It’s OK to be white.
This is the last one, I promise.
African American History Museum Publishes Graphic Linking ‘Rational Linear Thinking,’ ‘Nuclear Family’ to White Culture
The article begins:
The [Smithsonian] National Museum of African American History and Culture has published a graphic on its website that suggests concepts such as “rational linear thinking,” the “nuclear family,” and an emphasis on “hard work” are specific to “white culture.”
Controversy swirled around the graphic, and after a few days the museum took it down. There was no media discussion of the context in which the graphic was displayed, which could profoundly affect the way the graphic was construed.

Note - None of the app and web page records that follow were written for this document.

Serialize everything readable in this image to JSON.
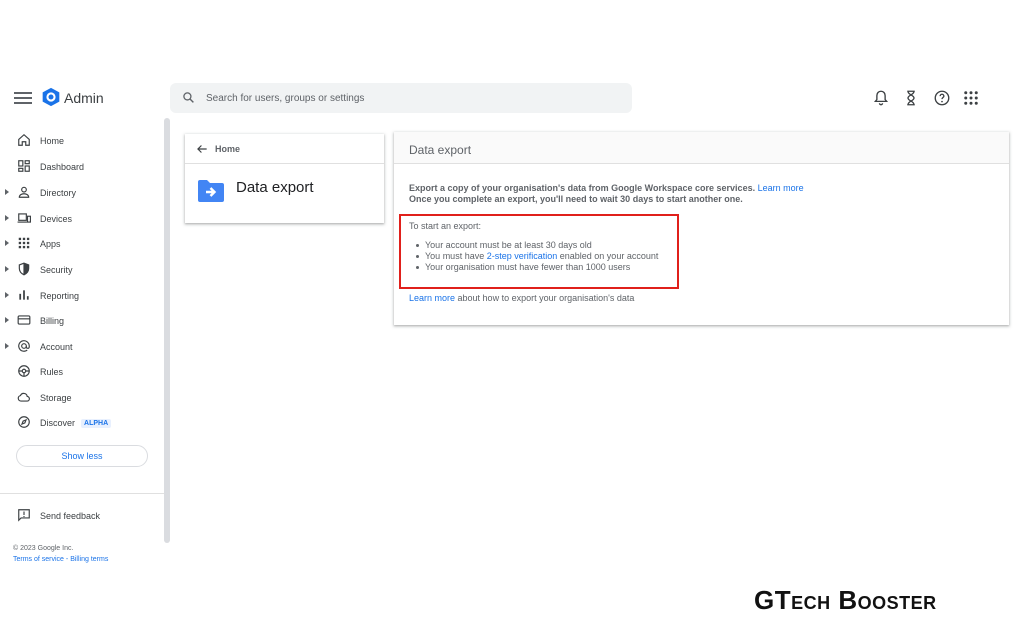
{
  "topbar": {
    "app_name": "Admin",
    "search_placeholder": "Search for users, groups or settings"
  },
  "sidebar": {
    "items": [
      {
        "label": "Home",
        "icon": "home-icon",
        "expandable": false
      },
      {
        "label": "Dashboard",
        "icon": "dashboard-icon",
        "expandable": false
      },
      {
        "label": "Directory",
        "icon": "person-icon",
        "expandable": true
      },
      {
        "label": "Devices",
        "icon": "devices-icon",
        "expandable": true
      },
      {
        "label": "Apps",
        "icon": "apps-grid-icon",
        "expandable": true
      },
      {
        "label": "Security",
        "icon": "shield-icon",
        "expandable": true
      },
      {
        "label": "Reporting",
        "icon": "bar-chart-icon",
        "expandable": true
      },
      {
        "label": "Billing",
        "icon": "credit-card-icon",
        "expandable": true
      },
      {
        "label": "Account",
        "icon": "at-sign-icon",
        "expandable": true
      },
      {
        "label": "Rules",
        "icon": "rules-icon",
        "expandable": false
      },
      {
        "label": "Storage",
        "icon": "cloud-icon",
        "expandable": false
      },
      {
        "label": "Discover",
        "icon": "compass-icon",
        "expandable": false,
        "badge": "ALPHA"
      }
    ],
    "show_less": "Show less",
    "send_feedback": "Send feedback",
    "copyright": "© 2023 Google Inc.",
    "terms": "Terms of service",
    "separator": " - ",
    "billing_terms": "Billing terms"
  },
  "home_card": {
    "breadcrumb": "Home",
    "title": "Data export"
  },
  "main_card": {
    "header": "Data export",
    "description_line1": "Export a copy of your organisation's data from Google Workspace core services.",
    "description_link": "Learn more",
    "description_line2": "Once you complete an export, you'll need to wait 30 days to start another one.",
    "requirements_title": "To start an export:",
    "requirement_1": "Your account must be at least 30 days old",
    "requirement_2_pre": "You must have ",
    "requirement_2_link": "2-step verification",
    "requirement_2_post": " enabled on your account",
    "requirement_3": "Your organisation must have fewer than 1000 users",
    "learn_more_link": "Learn more",
    "learn_more_text": " about how to export your organisation's data"
  },
  "watermark": "GTech Booster",
  "colors": {
    "accent": "#1a73e8",
    "highlight_border": "#e0201b",
    "text_secondary": "#5f6368"
  }
}
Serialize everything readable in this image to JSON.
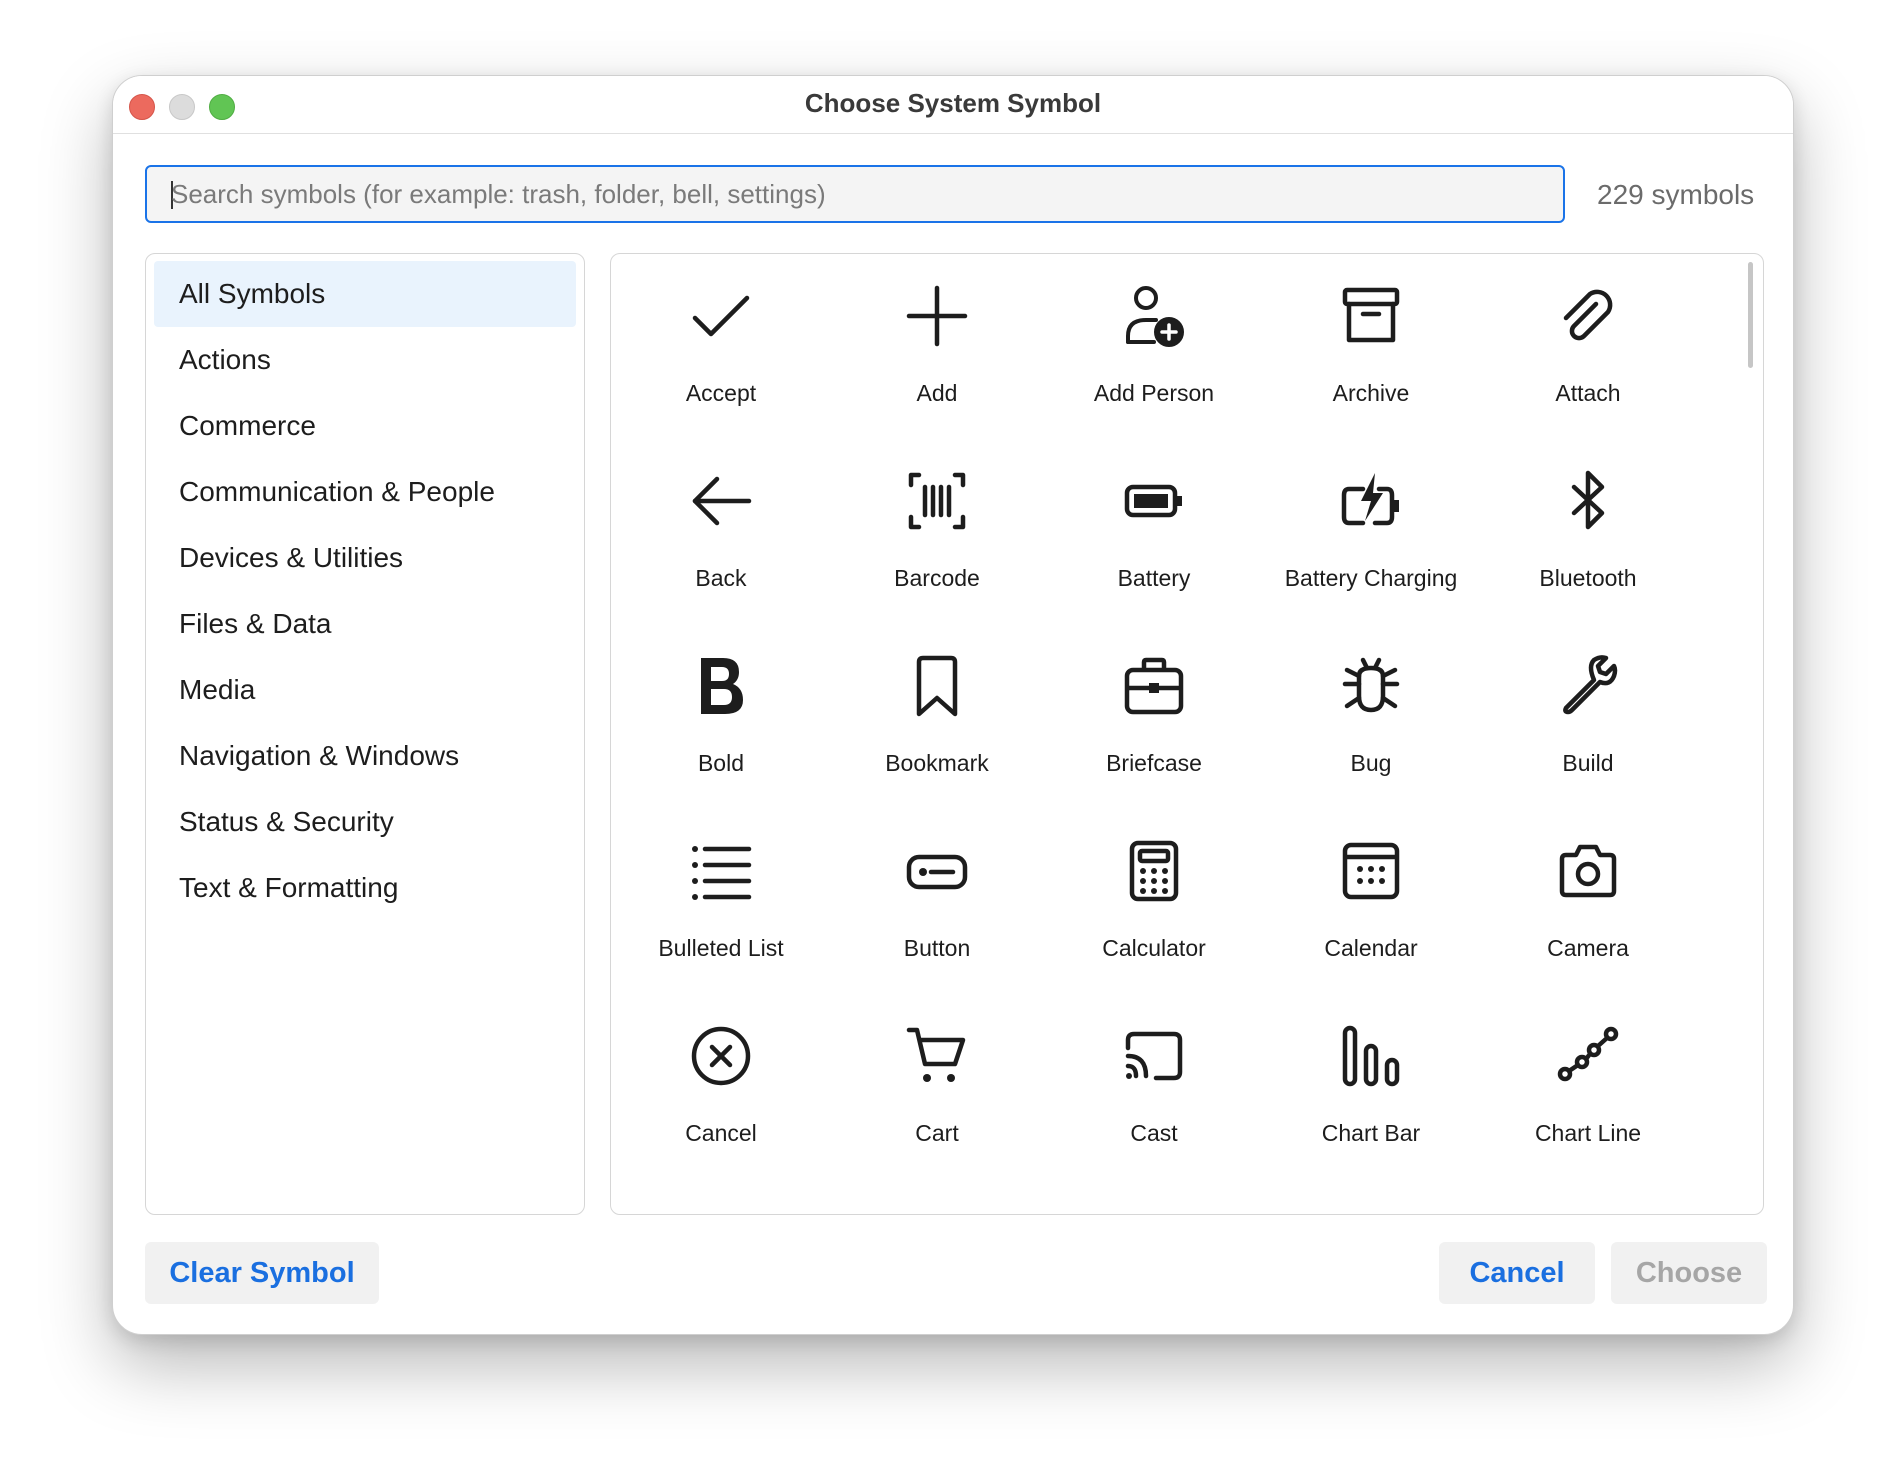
{
  "window": {
    "title": "Choose System Symbol"
  },
  "search": {
    "placeholder": "Search symbols (for example: trash, folder, bell, settings)",
    "value": "",
    "count_text": "229 symbols"
  },
  "categories": [
    {
      "label": "All Symbols",
      "selected": true
    },
    {
      "label": "Actions",
      "selected": false
    },
    {
      "label": "Commerce",
      "selected": false
    },
    {
      "label": "Communication & People",
      "selected": false
    },
    {
      "label": "Devices & Utilities",
      "selected": false
    },
    {
      "label": "Files & Data",
      "selected": false
    },
    {
      "label": "Media",
      "selected": false
    },
    {
      "label": "Navigation & Windows",
      "selected": false
    },
    {
      "label": "Status & Security",
      "selected": false
    },
    {
      "label": "Text & Formatting",
      "selected": false
    }
  ],
  "symbols": [
    {
      "label": "Accept",
      "icon": "checkmark-icon"
    },
    {
      "label": "Add",
      "icon": "plus-icon"
    },
    {
      "label": "Add Person",
      "icon": "person-add-icon"
    },
    {
      "label": "Archive",
      "icon": "archive-box-icon"
    },
    {
      "label": "Attach",
      "icon": "paperclip-icon"
    },
    {
      "label": "Back",
      "icon": "arrow-left-icon"
    },
    {
      "label": "Barcode",
      "icon": "barcode-icon"
    },
    {
      "label": "Battery",
      "icon": "battery-icon"
    },
    {
      "label": "Battery Charging",
      "icon": "battery-charging-icon"
    },
    {
      "label": "Bluetooth",
      "icon": "bluetooth-icon"
    },
    {
      "label": "Bold",
      "icon": "bold-icon"
    },
    {
      "label": "Bookmark",
      "icon": "bookmark-icon"
    },
    {
      "label": "Briefcase",
      "icon": "briefcase-icon"
    },
    {
      "label": "Bug",
      "icon": "bug-icon"
    },
    {
      "label": "Build",
      "icon": "wrench-icon"
    },
    {
      "label": "Bulleted List",
      "icon": "bulleted-list-icon"
    },
    {
      "label": "Button",
      "icon": "button-icon"
    },
    {
      "label": "Calculator",
      "icon": "calculator-icon"
    },
    {
      "label": "Calendar",
      "icon": "calendar-icon"
    },
    {
      "label": "Camera",
      "icon": "camera-icon"
    },
    {
      "label": "Cancel",
      "icon": "cancel-circle-icon"
    },
    {
      "label": "Cart",
      "icon": "cart-icon"
    },
    {
      "label": "Cast",
      "icon": "cast-icon"
    },
    {
      "label": "Chart Bar",
      "icon": "chart-bar-icon"
    },
    {
      "label": "Chart Line",
      "icon": "chart-line-icon"
    }
  ],
  "footer": {
    "clear_label": "Clear Symbol",
    "cancel_label": "Cancel",
    "choose_label": "Choose"
  },
  "colors": {
    "accent": "#1a6fe0",
    "selection": "#e9f3fd",
    "close": "#ec6a5e",
    "minimize": "#dcdcdc",
    "maximize": "#61c554"
  }
}
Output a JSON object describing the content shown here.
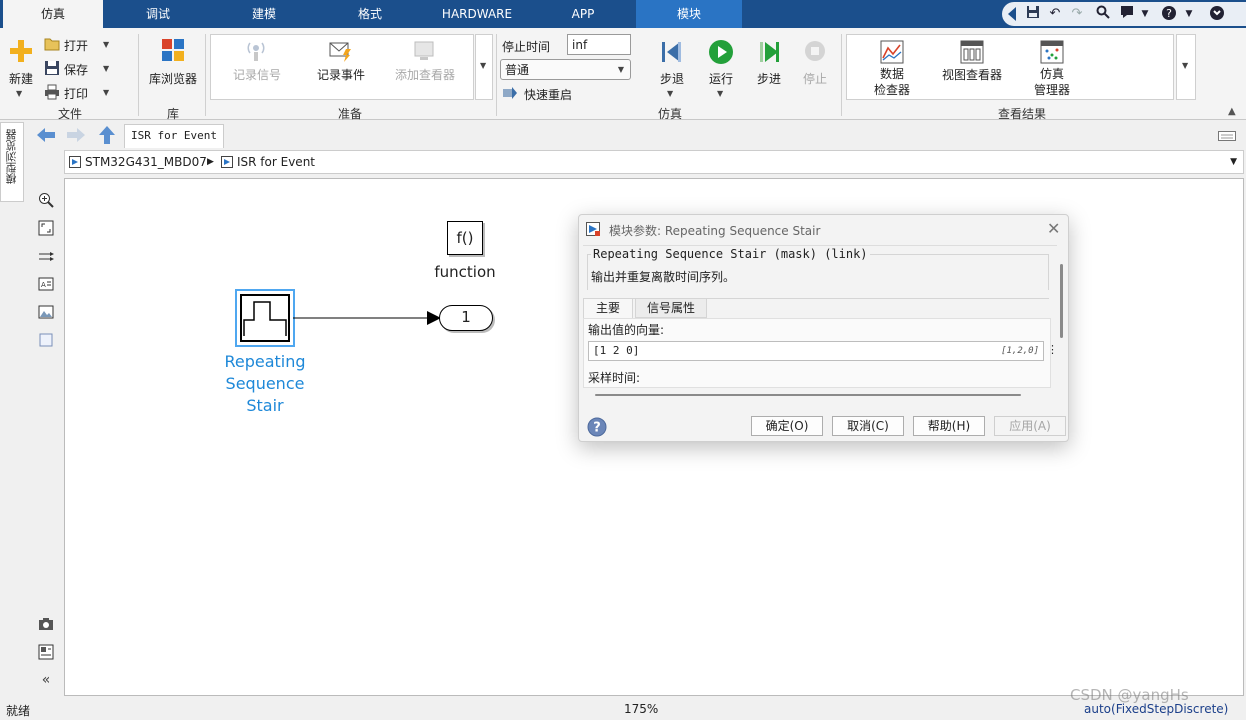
{
  "tabs": [
    {
      "label": "仿真",
      "active": true
    },
    {
      "label": "调试"
    },
    {
      "label": "建模"
    },
    {
      "label": "格式"
    },
    {
      "label": "HARDWARE"
    },
    {
      "label": "APP"
    },
    {
      "label": "模块"
    }
  ],
  "ribbon": {
    "file": {
      "new_label": "新建",
      "open_label": "打开",
      "save_label": "保存",
      "print_label": "打印",
      "group_label": "文件"
    },
    "library": {
      "browser_label": "库浏览器",
      "group_label": "库"
    },
    "prepare": {
      "log_signals": "记录信号",
      "log_events": "记录事件",
      "add_viewer": "添加查看器",
      "group_label": "准备"
    },
    "simulation": {
      "stop_time_label": "停止时间",
      "stop_time_value": "inf",
      "mode_value": "普通",
      "fast_restart": "快速重启",
      "step_back": "步退",
      "run": "运行",
      "step_forward": "步进",
      "stop": "停止",
      "group_label": "仿真"
    },
    "review": {
      "data_inspector_1": "数据",
      "data_inspector_2": "检查器",
      "viewer_manager": "视图查看器",
      "sim_manager_1": "仿真",
      "sim_manager_2": "管理器",
      "group_label": "查看结果"
    }
  },
  "left_panel": {
    "model_browser": "模型浏览器"
  },
  "editor": {
    "tab_label": "ISR for Event",
    "breadcrumb": [
      "STM32G431_MBD07",
      "ISR for Event"
    ]
  },
  "canvas": {
    "function_block_text": "f()",
    "function_block_label": "function",
    "stair_label_lines": [
      "Repeating",
      "Sequence",
      "Stair"
    ],
    "outport_value": "1"
  },
  "dialog": {
    "title": "模块参数: Repeating Sequence Stair",
    "section_title": "Repeating Sequence Stair (mask) (link)",
    "description": "输出并重复离散时间序列。",
    "tabs": [
      "主要",
      "信号属性"
    ],
    "vector_label": "输出值的向量:",
    "vector_value": "[1 2 0]",
    "vector_hint": "[1,2,0]",
    "sample_time_label": "采样时间:",
    "ok": "确定(O)",
    "cancel": "取消(C)",
    "help": "帮助(H)",
    "apply": "应用(A)"
  },
  "status": {
    "left": "就绪",
    "zoom": "175%",
    "solver": "auto(FixedStepDiscrete)",
    "watermark": "CSDN @yangHs"
  },
  "colors": {
    "tabbar": "#1b4f8c",
    "accent": "#2a74c4",
    "block_label": "#1e88d8",
    "run_green": "#23a03a"
  }
}
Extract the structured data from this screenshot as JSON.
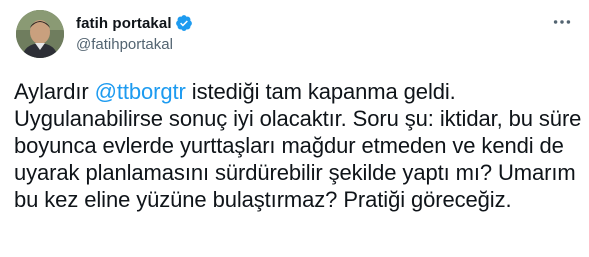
{
  "author": {
    "display_name": "fatih portakal",
    "handle": "@fatihportakal",
    "verified_icon": "verified-badge-icon",
    "avatar": "profile-photo"
  },
  "menu_icon": "more-horizontal-icon",
  "tweet": {
    "text_before_mention": "Aylardır ",
    "mention": "@ttborgtr",
    "text_after_mention": " istediği tam kapanma geldi. Uygulanabilirse sonuç iyi olacaktır. Soru şu: iktidar,  bu süre boyunca evlerde yurttaşları mağdur etmeden ve kendi de uyarak planlamasını sürdürebilir şekilde yaptı mı? Umarım bu kez eline yüzüne bulaştırmaz? Pratiği göreceğiz."
  },
  "colors": {
    "mention": "#1d9bf0",
    "verified": "#1d9bf0",
    "secondary_text": "#536471"
  }
}
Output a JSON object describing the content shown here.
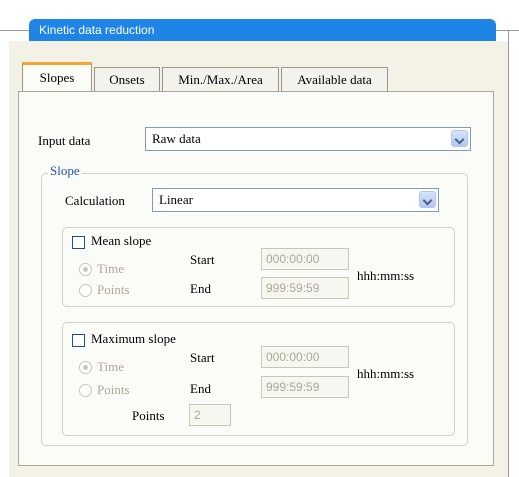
{
  "window": {
    "title": "Kinetic data reduction"
  },
  "tabs": [
    {
      "label": "Slopes",
      "active": true
    },
    {
      "label": "Onsets"
    },
    {
      "label": "Min./Max./Area"
    },
    {
      "label": "Available data"
    }
  ],
  "input": {
    "label": "Input data",
    "value": "Raw data"
  },
  "slope_group": {
    "title": "Slope",
    "calculation_label": "Calculation",
    "calculation_value": "Linear",
    "mean": {
      "label": "Mean slope",
      "checked": false,
      "radio_time": "Time",
      "radio_points": "Points",
      "start_label": "Start",
      "end_label": "End",
      "start_value": "000:00:00",
      "end_value": "999:59:59",
      "unit": "hhh:mm:ss"
    },
    "maximum": {
      "label": "Maximum slope",
      "checked": false,
      "radio_time": "Time",
      "radio_points": "Points",
      "start_label": "Start",
      "end_label": "End",
      "start_value": "000:00:00",
      "end_value": "999:59:59",
      "unit": "hhh:mm:ss",
      "points_label": "Points",
      "points_value": "2"
    }
  },
  "colors": {
    "title_bar": "#1e84e6",
    "active_tab_accent": "#f5a530",
    "legend_text": "#1f4fbe"
  },
  "icons": {
    "dropdown": "chevron-down-icon"
  }
}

The graphic was based on a 1990 “paper” by Judith H. Katz, “Some Aspects and Assumptions of White Culture in the United States.” The link points to a PDF copy of the same, that I have uploaded to this blog.
One can ask whether her assertions are factual, and if so, what to make of them.
The media controversy assumed that the very saying of these things about white culture constituted a condemnation of them. As the National Review article concludes, “The [museum] did not respond immediately to a request for comment on whether it stands by the assertions made in the graphic.” Now, it ain’t necessarily so; the mere statement of facts does not necessarily constitute a value judgment on those facts. White people, like any people, can be merely uncomfortable — in this case, they became very uncomfortable — with having their culture scrutinized.
So, one can ask what was Judith Katz’s agenda in creating the graphic. The National Review article seeks to question the agenda of her current employer, the name of which is Net Impact. It would seem to me more appropriate to question the agenda of the employer for whom she produced the graphic in 1990, which was The Kaleel Jamison Consulting Group, Inc.
Are the assertions factual?
Contrary to the National Review’s first paragraph, the graphic does not say that an emphasis on “hard work” is specific to white culture. To say that the nuclear family consists of “father, mother, 2.3 children” may be taken as a slight or slur of that practice. It may be that, to the extent traits like these are specific to white culture, the fact that they’re not normative among blacks (if they’re not normative among blacks) may account for some of the wealth gap between races.
I doubt whether Christian cultural hegemony is as intense in 2020 as this graphic indicates it was in 1990. I also doubt whether the role of husband as breadwinner is as prominent now as it was then.
Are the assertions unbiased?
That’s a bit of a trick question. I did look at the context in which the graphic was displayed on the museum’s website, and it doesn’t please me. It’s a long article about white privilege that I’m not going to read, in that it appears to be the same old same old and doesn’t equip me to do one, not a single, positive thing in life.
The Serenity Prayer:
God, grant me the serenity to accept the things I cannot change,
the courage to change the things I can, and
the wisdom to know the difference.
There are things I cannot change, and things that will not change no matter how angry anyone chooses to be about them.
It is enough for me to be content loving myself and loving my neighbor. I don’t need to do any more than that in life.